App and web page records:

=== Section Start ===

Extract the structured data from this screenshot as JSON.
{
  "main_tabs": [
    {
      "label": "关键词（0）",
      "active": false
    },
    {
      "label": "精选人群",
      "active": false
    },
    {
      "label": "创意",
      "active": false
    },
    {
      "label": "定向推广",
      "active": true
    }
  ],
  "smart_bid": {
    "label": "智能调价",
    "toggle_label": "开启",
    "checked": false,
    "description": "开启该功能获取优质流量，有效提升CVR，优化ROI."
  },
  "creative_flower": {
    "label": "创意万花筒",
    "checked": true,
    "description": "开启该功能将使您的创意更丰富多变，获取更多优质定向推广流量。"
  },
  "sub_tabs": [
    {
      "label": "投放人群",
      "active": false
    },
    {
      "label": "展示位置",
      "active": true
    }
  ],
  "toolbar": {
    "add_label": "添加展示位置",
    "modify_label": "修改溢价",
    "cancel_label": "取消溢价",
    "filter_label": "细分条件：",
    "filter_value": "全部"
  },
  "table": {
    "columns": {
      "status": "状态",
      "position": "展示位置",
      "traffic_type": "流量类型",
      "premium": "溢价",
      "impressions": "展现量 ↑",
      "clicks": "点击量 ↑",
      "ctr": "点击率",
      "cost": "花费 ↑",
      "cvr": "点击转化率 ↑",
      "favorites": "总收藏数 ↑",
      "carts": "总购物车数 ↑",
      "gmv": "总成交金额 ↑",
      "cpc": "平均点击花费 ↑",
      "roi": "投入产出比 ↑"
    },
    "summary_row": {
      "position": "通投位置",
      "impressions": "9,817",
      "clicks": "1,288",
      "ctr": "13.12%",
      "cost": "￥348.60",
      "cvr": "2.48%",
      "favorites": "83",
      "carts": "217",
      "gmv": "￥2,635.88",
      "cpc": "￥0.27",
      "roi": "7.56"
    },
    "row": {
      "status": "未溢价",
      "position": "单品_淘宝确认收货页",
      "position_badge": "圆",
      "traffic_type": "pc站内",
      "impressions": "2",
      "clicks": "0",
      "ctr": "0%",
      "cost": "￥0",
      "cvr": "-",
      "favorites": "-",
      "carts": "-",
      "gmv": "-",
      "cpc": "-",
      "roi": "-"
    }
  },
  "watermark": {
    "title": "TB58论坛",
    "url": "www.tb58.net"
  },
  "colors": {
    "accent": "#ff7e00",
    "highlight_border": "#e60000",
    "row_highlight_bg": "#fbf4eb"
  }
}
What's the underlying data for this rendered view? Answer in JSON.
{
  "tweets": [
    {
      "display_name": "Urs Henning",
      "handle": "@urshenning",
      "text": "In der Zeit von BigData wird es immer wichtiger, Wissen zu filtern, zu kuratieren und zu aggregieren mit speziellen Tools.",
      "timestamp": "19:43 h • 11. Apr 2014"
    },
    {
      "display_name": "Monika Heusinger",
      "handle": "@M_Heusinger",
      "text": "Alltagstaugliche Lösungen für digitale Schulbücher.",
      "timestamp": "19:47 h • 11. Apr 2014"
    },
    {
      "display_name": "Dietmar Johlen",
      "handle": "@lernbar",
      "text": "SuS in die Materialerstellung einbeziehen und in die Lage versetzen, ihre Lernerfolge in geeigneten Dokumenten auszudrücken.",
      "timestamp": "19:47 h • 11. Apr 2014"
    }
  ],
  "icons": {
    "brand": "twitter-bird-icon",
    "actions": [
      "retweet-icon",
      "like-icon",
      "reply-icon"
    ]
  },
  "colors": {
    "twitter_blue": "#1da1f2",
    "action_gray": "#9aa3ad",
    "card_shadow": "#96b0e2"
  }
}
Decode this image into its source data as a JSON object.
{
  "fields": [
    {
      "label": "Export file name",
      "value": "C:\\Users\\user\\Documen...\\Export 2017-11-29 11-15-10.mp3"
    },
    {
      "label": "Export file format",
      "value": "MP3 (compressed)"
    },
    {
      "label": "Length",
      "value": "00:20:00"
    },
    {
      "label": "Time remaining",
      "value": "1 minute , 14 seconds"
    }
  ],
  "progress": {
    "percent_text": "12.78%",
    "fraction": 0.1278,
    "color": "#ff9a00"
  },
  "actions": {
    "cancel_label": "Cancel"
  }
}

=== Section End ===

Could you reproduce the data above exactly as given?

### Response to the exercise
Extract the structured data from this screenshot as JSON.
{
  "main_tabs": [
    {
      "label": "关键词（0）",
      "active": false
    },
    {
      "label": "精选人群",
      "active": false
    },
    {
      "label": "创意",
      "active": false
    },
    {
      "label": "定向推广",
      "active": true
    }
  ],
  "smart_bid": {
    "label": "智能调价",
    "toggle_label": "开启",
    "checked": false,
    "description": "开启该功能获取优质流量，有效提升CVR，优化ROI."
  },
  "creative_flower": {
    "label": "创意万花筒",
    "checked": true,
    "description": "开启该功能将使您的创意更丰富多变，获取更多优质定向推广流量。"
  },
  "sub_tabs": [
    {
      "label": "投放人群",
      "active": false
    },
    {
      "label": "展示位置",
      "active": true
    }
  ],
  "toolbar": {
    "add_label": "添加展示位置",
    "modify_label": "修改溢价",
    "cancel_label": "取消溢价",
    "filter_label": "细分条件：",
    "filter_value": "全部"
  },
  "table": {
    "columns": {
      "status": "状态",
      "position": "展示位置",
      "traffic_type": "流量类型",
      "premium": "溢价",
      "impressions": "展现量 ↑",
      "clicks": "点击量 ↑",
      "ctr": "点击率",
      "cost": "花费 ↑",
      "cvr": "点击转化率 ↑",
      "favorites": "总收藏数 ↑",
      "carts": "总购物车数 ↑",
      "gmv": "总成交金额 ↑",
      "cpc": "平均点击花费 ↑",
      "roi": "投入产出比 ↑"
    },
    "summary_row": {
      "position": "通投位置",
      "impressions": "9,817",
      "clicks": "1,288",
      "ctr": "13.12%",
      "cost": "￥348.60",
      "cvr": "2.48%",
      "favorites": "83",
      "carts": "217",
      "gmv": "￥2,635.88",
      "cpc": "￥0.27",
      "roi": "7.56"
    },
    "row": {
      "status": "未溢价",
      "position": "单品_淘宝确认收货页",
      "position_badge": "圆",
      "traffic_type": "pc站内",
      "impressions": "2",
      "clicks": "0",
      "ctr": "0%",
      "cost": "￥0",
      "cvr": "-",
      "favorites": "-",
      "carts": "-",
      "gmv": "-",
      "cpc": "-",
      "roi": "-"
    }
  },
  "watermark": {
    "title": "TB58论坛",
    "url": "www.tb58.net"
  },
  "colors": {
    "accent": "#ff7e00",
    "highlight_border": "#e60000",
    "row_highlight_bg": "#fbf4eb"
  }
}
What's the underlying data for this rendered view? Answer in JSON.
{
  "tweets": [
    {
      "display_name": "Urs Henning",
      "handle": "@urshenning",
      "text": "In der Zeit von BigData wird es immer wichtiger, Wissen zu filtern, zu kuratieren und zu aggregieren mit speziellen Tools.",
      "timestamp": "19:43 h • 11. Apr 2014"
    },
    {
      "display_name": "Monika Heusinger",
      "handle": "@M_Heusinger",
      "text": "Alltagstaugliche Lösungen für digitale Schulbücher.",
      "timestamp": "19:47 h • 11. Apr 2014"
    },
    {
      "display_name": "Dietmar Johlen",
      "handle": "@lernbar",
      "text": "SuS in die Materialerstellung einbeziehen und in die Lage versetzen, ihre Lernerfolge in geeigneten Dokumenten auszudrücken.",
      "timestamp": "19:47 h • 11. Apr 2014"
    }
  ],
  "icons": {
    "brand": "twitter-bird-icon",
    "actions": [
      "retweet-icon",
      "like-icon",
      "reply-icon"
    ]
  },
  "colors": {
    "twitter_blue": "#1da1f2",
    "action_gray": "#9aa3ad",
    "card_shadow": "#96b0e2"
  }
}
Decode this image into its source data as a JSON object.
{
  "fields": [
    {
      "label": "Export file name",
      "value": "C:\\Users\\user\\Documen...\\Export 2017-11-29 11-15-10.mp3"
    },
    {
      "label": "Export file format",
      "value": "MP3 (compressed)"
    },
    {
      "label": "Length",
      "value": "00:20:00"
    },
    {
      "label": "Time remaining",
      "value": "1 minute , 14 seconds"
    }
  ],
  "progress": {
    "percent_text": "12.78%",
    "fraction": 0.1278,
    "color": "#ff9a00"
  },
  "actions": {
    "cancel_label": "Cancel"
  }
}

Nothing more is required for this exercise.